In Altered Heart, an m/m werewolf romance, the heroes come from two different worlds. Mick Matranga has been a werewolf for all his life and is part of the Committee for Supernatural Behavioral Enforcement. Rio Hardin is a runaway and hustler who was forcibly turned into a werewolf by Sutter, an alpha with a cruel streak. Yet they have more in common than they realize. While Mick is a part of the CFSBE, he doesn’t really fit in either.
When Mick first sees Rio, the young man is Sutter’s prisoner, forced to crawl behind Sutter on bleeding hands and knees. Mick’s job is to arrest Sutter – or kill him, if needed. After Sutter is taken care of, Rio faces the biggest challenge – keeping Rio out of trouble. Sparks fly from the start. While Mick is an alpha, Rio is no pushover. Also, Rio has more baggage than a luggage store. Because of his protective streak, Mick fights his attraction to Rio and tries to find a stable home for him. Fate intervenes, and the two of them are thrown together again. An added twist is that Sutter cruelly kept Rio from shifting for the first time. Mick may be called upon to help Rio shift – a situation that involves using sex to distract the shifter from the pain of becoming a werewolf for the first time. He tries to avoid that duty, even though he knows Rio is meant to be his mate.
Altered Heart is a sexually charged story, but most importantly, it’s full of sexual tension. Mick fights his feelings, so whenever Mick and Rio get together, it’s a relief. Also, although this is a fairly short book, I felt that I got to know both of the heroes. That made all the difference, because I cared about whether or not they had sex. As a comparison, I recently reviewed a erotic romance where the characters had sex all the time, and when I was reading that book, I didn’t care.
Rio is only eighteen, but he has been through a lot, from the childhood betrayal that drove him onto the streets to the torture he experienced under Sutter. He’s scared, but he’s a survivor. Sometimes, he’s too reckless. As a new werewolf, Rio is far from ready to take care of himself, so Mick’s protective streak kicks in. While Sutter was the evil side of the alpha, Mick is the good side – powerful, sometimes ornery, even possessive at times, but always fiercely protective. However, Mick is still getting over the death of his wife, and his attraction to the youthful and abused Rio makes him feel guilty. His attempt to “do the right thing” by leaving Rio in someone else’s hands backfires when his natural alpha jealousy comes out. Don’t worry, he’s not one of “those” jealous heroes. Also, both men avoid the notorious “I’m not good enough for you” syndrome.
While the two main characters made the story believable for me, the world-building sometimes raised more questions than it answered. While the world of the werewolves made sense, with alphas and pack behavior, some of the “big picture” questions nagged at me. Besides the werewolves, there are trolls, pixies, and vampires. The novel leaves the impression that the population interacts with these otherworldly citizens, but I never got an idea of the impact on the population as a whole. Surely if you could buy magic penile enhancement spells from your local alchemist, or if pixies made the headlines, it would have a noticeable effect on the world.

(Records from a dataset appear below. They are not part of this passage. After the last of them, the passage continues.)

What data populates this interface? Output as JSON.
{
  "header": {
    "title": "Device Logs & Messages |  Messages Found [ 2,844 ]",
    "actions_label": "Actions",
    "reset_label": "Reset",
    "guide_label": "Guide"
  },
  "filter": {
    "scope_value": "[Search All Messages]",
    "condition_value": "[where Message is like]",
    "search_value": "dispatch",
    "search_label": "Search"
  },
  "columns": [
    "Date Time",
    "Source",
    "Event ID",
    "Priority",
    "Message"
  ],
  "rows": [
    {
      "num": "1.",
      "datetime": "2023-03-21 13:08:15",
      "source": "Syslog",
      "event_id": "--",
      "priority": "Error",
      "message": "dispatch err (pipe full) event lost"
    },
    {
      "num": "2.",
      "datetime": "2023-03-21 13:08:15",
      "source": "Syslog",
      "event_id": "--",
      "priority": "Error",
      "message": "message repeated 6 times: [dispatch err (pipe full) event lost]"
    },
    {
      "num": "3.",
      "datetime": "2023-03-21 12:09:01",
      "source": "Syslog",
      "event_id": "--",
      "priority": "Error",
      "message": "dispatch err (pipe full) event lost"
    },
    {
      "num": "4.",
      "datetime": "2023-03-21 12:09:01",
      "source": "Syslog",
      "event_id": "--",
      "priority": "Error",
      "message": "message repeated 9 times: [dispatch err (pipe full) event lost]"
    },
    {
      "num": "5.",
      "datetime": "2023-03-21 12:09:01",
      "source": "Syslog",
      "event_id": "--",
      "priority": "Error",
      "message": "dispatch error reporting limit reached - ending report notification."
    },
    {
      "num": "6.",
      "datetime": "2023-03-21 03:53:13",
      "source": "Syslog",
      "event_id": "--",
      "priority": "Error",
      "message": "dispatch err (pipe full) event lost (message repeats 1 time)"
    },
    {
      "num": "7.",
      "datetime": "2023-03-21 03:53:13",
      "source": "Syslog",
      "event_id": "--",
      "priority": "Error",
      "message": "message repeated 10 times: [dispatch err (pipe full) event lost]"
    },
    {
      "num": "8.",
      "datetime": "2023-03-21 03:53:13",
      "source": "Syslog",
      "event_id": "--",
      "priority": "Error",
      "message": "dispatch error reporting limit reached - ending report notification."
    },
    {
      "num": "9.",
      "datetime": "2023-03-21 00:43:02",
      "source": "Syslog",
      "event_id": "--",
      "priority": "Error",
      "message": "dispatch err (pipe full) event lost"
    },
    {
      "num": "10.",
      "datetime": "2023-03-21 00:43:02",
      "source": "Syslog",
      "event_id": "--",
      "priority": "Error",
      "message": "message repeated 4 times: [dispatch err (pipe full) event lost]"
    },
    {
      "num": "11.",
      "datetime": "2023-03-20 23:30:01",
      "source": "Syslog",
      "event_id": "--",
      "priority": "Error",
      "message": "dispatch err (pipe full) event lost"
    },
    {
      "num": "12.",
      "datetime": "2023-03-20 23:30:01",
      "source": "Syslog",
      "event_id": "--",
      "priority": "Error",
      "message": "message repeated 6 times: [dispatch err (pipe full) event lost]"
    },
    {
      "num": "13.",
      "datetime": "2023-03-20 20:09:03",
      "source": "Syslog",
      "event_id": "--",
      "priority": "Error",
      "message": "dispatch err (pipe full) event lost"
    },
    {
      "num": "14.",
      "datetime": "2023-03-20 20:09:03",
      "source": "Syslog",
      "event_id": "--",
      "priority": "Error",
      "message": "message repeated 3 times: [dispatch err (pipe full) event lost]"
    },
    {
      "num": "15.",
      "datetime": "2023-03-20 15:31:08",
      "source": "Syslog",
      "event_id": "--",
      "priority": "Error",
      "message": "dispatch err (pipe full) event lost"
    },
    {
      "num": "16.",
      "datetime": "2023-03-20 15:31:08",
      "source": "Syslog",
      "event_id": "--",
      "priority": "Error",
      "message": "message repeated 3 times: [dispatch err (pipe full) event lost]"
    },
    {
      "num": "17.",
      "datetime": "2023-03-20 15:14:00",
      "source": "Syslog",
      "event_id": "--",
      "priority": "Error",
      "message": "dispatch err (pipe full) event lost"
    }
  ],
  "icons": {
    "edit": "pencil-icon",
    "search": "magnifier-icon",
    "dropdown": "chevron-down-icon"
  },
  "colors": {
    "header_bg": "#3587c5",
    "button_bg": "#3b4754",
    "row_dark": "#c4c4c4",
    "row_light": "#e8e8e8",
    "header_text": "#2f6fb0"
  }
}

The sex is graphic, and all the hotter because Steele makes readers wait for it. While the language is graphic, it’s at times poetic, especially when Mick helps Rio through his first transformation. Be warned that Mick and Rio do have sex while Rio shifts, which is a necessary part of the transformation. Because it came across as a natural and necessary part of their world, I wasn’t put off by it. I was more distracted when I learned that werewolves create their own natural lubricant because that seemed a little too convenient in a gay erotic romance.
There are dark elements, but the book doesn’t dwell on the details of the abuse Rio suffered. The hints are enough, so we understand why Rio reacts the way he does. I do wish more pages had been spent on the resolution of the incident from Rio’s childhood. It was good to see him get some form of justice, but the big moment went by too quickly, as do some other incidents at the conclusion. Overall, however, this is a hot novel about an unlikely couple that is more suited than they realize.